“In fact, the worst thing for a meat purveyor to do is cause stress for animals, because it impacts the quality of the meat.”
Foie gras, a global delicacy that has been produced for thousands of years, always has been controversial, Daguin said.
But, for example, when a councilman influenced by animal activists visited Hudson Valley Foie Gras 10 years ago, he decided not to pursue a ban based on the process he and an accompanying veterinarian witnessed then.
Daguin said she and her industry colleagues were hoping at least one of the 51 legislators in New York City would do the same this time.
“But they did not come to the farm, nor did they send anyone … a veterinarian or someone specializing in animal husbandry,” she said. “These councilmen seem to have been more heavily influenced by the activists who have been financing their political campaigns.
“So, we are going to fight it, and we’re going to do so before the ban in New York City goes into effect in 2022.”
Such appeals have been effective in the past. The city of Chicago approved a ban on foie gras in 2006, but repealed it in 2008. And, when California enacted a ban on foie gras in 2012, a federal judge ruled it unconstitutional in 2015, until a federal appeals court overturned that decision in 2017.

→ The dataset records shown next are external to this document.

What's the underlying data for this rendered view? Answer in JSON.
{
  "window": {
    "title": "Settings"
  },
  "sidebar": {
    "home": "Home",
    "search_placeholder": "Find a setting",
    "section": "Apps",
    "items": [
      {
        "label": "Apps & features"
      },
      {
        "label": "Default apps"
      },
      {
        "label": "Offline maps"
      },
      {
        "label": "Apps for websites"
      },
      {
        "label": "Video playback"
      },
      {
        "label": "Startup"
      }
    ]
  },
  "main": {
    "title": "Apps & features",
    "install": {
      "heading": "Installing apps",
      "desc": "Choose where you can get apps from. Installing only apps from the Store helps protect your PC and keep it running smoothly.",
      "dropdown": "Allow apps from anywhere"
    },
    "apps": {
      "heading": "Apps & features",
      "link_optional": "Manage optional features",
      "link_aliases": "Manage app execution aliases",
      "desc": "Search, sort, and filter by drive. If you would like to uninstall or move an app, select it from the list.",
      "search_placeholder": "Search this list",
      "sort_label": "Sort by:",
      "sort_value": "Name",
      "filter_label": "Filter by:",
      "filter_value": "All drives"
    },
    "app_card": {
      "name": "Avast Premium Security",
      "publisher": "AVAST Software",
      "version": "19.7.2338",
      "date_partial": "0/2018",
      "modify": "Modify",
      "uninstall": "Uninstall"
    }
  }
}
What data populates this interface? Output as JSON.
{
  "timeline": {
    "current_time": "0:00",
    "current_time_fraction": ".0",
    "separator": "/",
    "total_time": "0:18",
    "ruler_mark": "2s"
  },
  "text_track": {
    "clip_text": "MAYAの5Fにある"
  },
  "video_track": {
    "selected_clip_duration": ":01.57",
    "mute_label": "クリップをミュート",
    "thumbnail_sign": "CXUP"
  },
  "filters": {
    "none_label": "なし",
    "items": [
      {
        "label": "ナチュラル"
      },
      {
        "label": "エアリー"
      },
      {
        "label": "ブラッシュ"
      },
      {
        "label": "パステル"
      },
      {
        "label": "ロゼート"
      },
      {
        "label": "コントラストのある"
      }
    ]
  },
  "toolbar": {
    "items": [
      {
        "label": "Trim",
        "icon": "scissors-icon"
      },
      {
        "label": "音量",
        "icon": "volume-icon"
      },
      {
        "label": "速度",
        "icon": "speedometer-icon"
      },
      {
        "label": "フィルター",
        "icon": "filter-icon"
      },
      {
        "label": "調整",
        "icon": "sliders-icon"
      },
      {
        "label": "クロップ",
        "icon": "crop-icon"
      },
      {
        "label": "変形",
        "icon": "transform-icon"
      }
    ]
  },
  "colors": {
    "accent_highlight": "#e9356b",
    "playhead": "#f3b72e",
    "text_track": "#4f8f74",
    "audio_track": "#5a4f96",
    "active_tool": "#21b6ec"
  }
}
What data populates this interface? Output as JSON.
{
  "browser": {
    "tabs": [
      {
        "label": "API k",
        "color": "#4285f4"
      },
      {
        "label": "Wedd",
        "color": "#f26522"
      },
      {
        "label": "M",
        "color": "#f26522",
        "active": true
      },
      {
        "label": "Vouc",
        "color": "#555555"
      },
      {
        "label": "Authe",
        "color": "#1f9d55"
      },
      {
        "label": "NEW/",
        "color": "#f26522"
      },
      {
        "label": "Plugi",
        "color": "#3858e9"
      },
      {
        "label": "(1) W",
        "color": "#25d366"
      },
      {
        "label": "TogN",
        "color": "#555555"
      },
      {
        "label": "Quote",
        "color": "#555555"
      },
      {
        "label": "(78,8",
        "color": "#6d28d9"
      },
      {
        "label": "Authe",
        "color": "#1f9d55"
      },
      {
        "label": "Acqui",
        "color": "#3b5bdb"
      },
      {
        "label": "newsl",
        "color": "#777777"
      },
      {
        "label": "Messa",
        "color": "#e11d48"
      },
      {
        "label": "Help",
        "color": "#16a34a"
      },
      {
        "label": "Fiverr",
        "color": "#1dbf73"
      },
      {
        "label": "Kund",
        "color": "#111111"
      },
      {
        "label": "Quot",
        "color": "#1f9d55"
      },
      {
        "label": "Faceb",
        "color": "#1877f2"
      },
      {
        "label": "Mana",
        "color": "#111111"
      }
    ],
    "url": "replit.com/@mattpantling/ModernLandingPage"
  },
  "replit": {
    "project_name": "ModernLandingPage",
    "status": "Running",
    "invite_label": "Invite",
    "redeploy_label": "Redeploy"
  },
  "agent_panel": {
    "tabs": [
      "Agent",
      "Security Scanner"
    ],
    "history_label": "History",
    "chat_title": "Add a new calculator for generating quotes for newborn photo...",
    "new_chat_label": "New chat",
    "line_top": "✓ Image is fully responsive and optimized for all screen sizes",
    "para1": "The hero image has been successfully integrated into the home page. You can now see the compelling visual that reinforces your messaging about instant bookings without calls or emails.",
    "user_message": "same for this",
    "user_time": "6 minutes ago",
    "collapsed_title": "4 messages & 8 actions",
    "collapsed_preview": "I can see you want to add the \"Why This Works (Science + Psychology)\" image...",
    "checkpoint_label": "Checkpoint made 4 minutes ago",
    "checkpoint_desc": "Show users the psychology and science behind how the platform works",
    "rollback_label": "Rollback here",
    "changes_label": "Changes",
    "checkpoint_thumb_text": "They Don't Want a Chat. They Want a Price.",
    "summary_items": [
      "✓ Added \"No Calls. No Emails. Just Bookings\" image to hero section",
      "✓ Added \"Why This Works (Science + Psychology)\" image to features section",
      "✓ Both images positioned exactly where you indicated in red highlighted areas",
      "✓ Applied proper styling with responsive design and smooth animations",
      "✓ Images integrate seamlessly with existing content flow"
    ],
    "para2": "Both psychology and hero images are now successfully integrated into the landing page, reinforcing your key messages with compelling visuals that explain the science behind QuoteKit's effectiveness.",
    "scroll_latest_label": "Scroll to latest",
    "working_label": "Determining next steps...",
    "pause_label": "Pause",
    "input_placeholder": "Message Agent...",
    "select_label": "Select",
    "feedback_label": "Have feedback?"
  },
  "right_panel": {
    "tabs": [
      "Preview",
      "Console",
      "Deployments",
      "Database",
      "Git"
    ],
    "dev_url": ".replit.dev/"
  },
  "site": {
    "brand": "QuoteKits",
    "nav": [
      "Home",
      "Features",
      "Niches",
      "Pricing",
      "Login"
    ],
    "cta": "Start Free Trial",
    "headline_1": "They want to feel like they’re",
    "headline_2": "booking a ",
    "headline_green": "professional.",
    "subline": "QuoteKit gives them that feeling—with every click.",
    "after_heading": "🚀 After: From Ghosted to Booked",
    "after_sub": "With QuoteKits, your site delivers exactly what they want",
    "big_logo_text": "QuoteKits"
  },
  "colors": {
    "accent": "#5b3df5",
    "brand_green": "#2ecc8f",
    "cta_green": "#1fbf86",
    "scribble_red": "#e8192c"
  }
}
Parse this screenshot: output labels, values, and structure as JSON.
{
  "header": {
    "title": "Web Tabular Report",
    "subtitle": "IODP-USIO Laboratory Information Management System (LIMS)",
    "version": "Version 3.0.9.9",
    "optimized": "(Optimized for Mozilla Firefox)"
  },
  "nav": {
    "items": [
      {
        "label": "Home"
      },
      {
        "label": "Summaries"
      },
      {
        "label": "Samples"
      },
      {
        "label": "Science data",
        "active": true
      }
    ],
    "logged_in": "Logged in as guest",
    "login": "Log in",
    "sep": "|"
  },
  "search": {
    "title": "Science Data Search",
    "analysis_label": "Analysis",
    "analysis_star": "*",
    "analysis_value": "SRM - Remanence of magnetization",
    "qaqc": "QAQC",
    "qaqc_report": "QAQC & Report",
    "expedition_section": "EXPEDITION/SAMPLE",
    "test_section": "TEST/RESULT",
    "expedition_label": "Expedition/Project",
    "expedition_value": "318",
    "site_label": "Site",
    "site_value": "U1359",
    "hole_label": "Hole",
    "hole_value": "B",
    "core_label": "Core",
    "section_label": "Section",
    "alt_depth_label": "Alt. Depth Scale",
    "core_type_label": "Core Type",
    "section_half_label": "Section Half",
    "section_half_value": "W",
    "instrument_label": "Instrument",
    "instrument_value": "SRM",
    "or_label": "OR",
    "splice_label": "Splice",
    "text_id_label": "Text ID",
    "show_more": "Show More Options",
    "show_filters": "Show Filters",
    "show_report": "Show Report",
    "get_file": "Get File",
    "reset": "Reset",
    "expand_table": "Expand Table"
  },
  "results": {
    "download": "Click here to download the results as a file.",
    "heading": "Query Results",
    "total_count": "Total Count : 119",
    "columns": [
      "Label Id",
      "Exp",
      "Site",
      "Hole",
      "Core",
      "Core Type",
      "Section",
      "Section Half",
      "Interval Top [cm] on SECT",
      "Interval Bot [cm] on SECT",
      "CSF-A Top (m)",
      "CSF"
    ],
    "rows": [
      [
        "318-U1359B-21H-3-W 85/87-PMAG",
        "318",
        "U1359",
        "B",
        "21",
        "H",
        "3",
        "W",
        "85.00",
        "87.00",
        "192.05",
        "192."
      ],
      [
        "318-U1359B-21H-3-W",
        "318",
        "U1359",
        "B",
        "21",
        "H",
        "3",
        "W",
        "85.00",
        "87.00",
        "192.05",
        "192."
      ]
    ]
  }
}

“The producers of foie gras, including in the countries of Canada and France, then filed an appeal with the U.S. Supreme Court, which declined to hear it this past January,” Daguin said. “We have been waiting for someone in California to judge upon that injunction any time now.”
The foie gras producers and purveyors also have the support of nearly 1,000 New York City restaurants that currently list the delicacy on their menus.
“It’s easy to judge something when all we see are nightmarish pictures of horrendously treated animals, but, when you take pride in the ingredient and in the humanely raised animals that Hudson Valley Foie Gras farms has, the story changes dramatically,” said Felipe Donnelly, co-founder and chef at Colonia Verde, a Latin American restaurant in Brooklyn.
Jack Logue, executive chef at the Clocktower, an American restaurant at the Edition Hotel in New York City, said he also thinks it is a shame how decision makers have been improperly informed.
“I challenge those people to actually go up to the farms at Hudson Valley, where, through safe, sustainable and hands-on practices, they raise animals with care in order to present us with a beautiful product that has been around for more than 4,000 years,” Logue said. “Those same people should then go to one of the 25,000 vertically integrated farms that produce 95 percent of the chicken that Americans consume each day and see for themselves what true animal cruelty is.”
Furthermore, the farms that produce foie gras also often take care to sell duck products to pet food processors and to manufacturers of down bedding and coats to ensure they are utilizing the entire animal.
With this also being D’Artagnan’s philosophy, the impending ban would be very detrimental to the company, Daguin said, which sells a two-pound raw foie gras liver of a Moulard duck for $97.49 on its website.
“We also make confit, pate and more with the breasts, the legs, all of it,” Daguin said. “So, when we consider that, this ban will impact more than 10% of our business, or between $12 and $15 million in revenue.”
That news has caused some anxiety.
“We have 280 employees, 180 of whom are in New Jersey, so, if the ban were to be enacted in 2022, we would have to adjust,” Daguin said. “But we are certainly not in as precarious a position as the foie gras producers we work with, and we are nowhere near being in survival mode.
“We just simply have to start thinking ahead.”